* Italy bond yields come off Tuesday’s highs
* Wall Street, European stocks recover after tough few sessions
* German yields near lows ahead of euro zone PMI data
* Euro zone periphery govt bond yields tmsnrt.rs/2ii2Bqr
By Abhinav Ramnarayan
LONDON, Oct 24 (Reuters) - Italian government bonds erased some of the previous day’s losses on Wednesday as risk sentiment improved after a stock market recovery, though analysts warned that the country has a difficult period coming up.
Italian borrowing costs were down 4 to 5 basis points across the curve, down from the weekly highs they reached on Tuesday after the European Union rejected Italy’s draft budget for 2019.
Analysts attribute the recovery to an upswing in risk sentiment following a late rally in Wall Street and a corresponding boost for European shares Wednesday morning after a difficult few weeks for the stock market.
“The slight improvement in risk sentiment in equity markets could be feeding through, but it’s going to be a tough week for the (Italy/Germany) spread,” said ING strategist Martin Van Vliet. “Many investors are going to remain on the sidelines until the S&P decision.”
S&P Global is due to review Italy’s credit rating on Friday, and currently has it on BBB with a Stable outlook.
Analysts expect a downgrade, but are divided on whether this will be only a downgrade on the outlook to “negative” or whether the agency will drop Italy’s credit rating by a notch to BBB-, the last investment-grade rating.
Other euro zone government bonds were unchanged or lower on Wednesday before the release of data that should indicate how recent market ructions have affected business sentiment.
Euro zone purchasing managers’ indices (PMI) are is due at 0800 GMT, and analysts said investors will be keeping a close eye on how widening Italian bond spreads and global equity market volatility may affect the economy.
PMI data for France, released early on Wednesday, marked a 25-month low, although it indicated the economy was still expanding.
The PMIs could affect Thursday’s European Central Bank meeting, when its president, Mario Draghi, may give hints on how concerns over Italy’s budget equity market slowdowns will affect monetary policy.
“Besides risk-sentiment, economic sentiment should be key today as both can influence the tone at tomorrow’s ECB meeting,” Commerzbank analysts said in a note to clients.
They said that demand for German Bunds ought to stay strong, with investors looking to buy dips in price.
Germany’s 10-year government bond yield, the benchmark for the region, was lower at 0.41 percent, near recent lows.
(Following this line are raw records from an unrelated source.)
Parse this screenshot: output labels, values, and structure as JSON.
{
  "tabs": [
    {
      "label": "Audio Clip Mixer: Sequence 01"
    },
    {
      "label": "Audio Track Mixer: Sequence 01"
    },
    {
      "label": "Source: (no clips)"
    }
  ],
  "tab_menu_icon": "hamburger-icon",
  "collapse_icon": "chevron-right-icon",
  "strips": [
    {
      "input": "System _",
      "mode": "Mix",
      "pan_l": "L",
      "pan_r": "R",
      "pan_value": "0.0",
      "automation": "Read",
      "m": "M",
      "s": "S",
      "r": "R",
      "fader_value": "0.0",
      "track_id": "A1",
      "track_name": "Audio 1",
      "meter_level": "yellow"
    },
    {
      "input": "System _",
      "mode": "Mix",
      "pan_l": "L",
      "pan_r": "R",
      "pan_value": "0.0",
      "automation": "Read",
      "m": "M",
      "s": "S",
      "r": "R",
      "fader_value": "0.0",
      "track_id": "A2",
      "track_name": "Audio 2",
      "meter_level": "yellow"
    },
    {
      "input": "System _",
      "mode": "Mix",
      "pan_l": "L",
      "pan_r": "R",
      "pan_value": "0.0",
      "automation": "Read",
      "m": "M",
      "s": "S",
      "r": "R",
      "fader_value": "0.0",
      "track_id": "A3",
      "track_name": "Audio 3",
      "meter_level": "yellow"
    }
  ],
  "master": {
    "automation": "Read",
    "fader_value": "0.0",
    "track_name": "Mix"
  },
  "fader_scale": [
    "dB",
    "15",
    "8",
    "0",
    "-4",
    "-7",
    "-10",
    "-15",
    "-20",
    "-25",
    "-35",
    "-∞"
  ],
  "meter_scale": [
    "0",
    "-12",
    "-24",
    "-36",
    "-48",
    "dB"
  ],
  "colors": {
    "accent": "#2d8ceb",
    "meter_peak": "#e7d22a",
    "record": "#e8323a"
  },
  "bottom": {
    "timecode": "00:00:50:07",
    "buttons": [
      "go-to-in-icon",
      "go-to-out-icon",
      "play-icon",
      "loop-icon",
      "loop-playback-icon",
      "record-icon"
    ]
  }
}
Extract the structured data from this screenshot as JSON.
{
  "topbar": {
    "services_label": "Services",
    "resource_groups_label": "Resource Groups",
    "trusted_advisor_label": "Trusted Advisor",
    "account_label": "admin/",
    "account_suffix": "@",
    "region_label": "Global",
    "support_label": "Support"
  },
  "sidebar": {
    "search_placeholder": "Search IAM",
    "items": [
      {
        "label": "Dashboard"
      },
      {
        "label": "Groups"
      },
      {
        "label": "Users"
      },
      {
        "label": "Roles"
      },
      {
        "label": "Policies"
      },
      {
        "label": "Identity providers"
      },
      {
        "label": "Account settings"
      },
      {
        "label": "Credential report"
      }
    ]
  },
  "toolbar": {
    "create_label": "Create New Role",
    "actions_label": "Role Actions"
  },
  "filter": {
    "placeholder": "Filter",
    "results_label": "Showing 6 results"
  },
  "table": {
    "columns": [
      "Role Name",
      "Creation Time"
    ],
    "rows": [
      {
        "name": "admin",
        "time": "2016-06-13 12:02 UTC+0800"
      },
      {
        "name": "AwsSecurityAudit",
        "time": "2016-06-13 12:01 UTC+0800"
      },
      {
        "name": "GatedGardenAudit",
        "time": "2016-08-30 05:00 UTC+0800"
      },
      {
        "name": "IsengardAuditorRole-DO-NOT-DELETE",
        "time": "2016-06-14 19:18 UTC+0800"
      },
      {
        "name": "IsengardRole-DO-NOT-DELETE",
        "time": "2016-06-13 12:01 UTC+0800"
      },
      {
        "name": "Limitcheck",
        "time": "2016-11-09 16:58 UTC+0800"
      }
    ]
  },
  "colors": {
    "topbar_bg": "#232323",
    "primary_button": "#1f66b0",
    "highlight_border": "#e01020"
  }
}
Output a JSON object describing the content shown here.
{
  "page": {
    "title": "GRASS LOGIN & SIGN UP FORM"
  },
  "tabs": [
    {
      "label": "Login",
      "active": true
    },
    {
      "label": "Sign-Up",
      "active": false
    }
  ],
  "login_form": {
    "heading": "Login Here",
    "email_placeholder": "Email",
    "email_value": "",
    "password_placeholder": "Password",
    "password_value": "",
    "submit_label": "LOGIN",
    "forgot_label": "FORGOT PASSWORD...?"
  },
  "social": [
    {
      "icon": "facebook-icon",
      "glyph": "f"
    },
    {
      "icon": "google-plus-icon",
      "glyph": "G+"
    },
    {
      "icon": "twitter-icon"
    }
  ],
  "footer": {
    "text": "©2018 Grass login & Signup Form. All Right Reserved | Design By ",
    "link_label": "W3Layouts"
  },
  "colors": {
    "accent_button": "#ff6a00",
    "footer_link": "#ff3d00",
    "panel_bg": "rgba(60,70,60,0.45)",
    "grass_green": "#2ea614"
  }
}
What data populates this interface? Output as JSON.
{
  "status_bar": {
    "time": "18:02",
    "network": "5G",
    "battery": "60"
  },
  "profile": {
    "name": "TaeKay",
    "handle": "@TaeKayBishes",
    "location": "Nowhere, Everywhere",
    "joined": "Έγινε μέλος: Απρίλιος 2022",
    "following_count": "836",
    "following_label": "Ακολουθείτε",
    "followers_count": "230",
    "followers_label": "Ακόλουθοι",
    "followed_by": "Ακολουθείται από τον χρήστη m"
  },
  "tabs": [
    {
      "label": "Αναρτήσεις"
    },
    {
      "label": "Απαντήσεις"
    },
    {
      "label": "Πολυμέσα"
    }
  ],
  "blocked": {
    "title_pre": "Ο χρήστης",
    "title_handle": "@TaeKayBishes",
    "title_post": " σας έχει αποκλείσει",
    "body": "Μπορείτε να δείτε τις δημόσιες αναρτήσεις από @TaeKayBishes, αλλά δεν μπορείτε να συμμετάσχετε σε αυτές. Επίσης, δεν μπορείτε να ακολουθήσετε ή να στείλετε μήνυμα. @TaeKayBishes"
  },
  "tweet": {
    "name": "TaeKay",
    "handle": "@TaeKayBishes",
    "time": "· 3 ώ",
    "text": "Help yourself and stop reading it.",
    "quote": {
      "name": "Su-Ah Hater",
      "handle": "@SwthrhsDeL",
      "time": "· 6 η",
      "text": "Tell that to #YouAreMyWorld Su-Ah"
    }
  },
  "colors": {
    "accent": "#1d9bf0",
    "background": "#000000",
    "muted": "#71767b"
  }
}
French 10-year yields were a basis point lower at 0.78 percent. (Reporting by Abhinav Ramnarayan, editing by Larry King)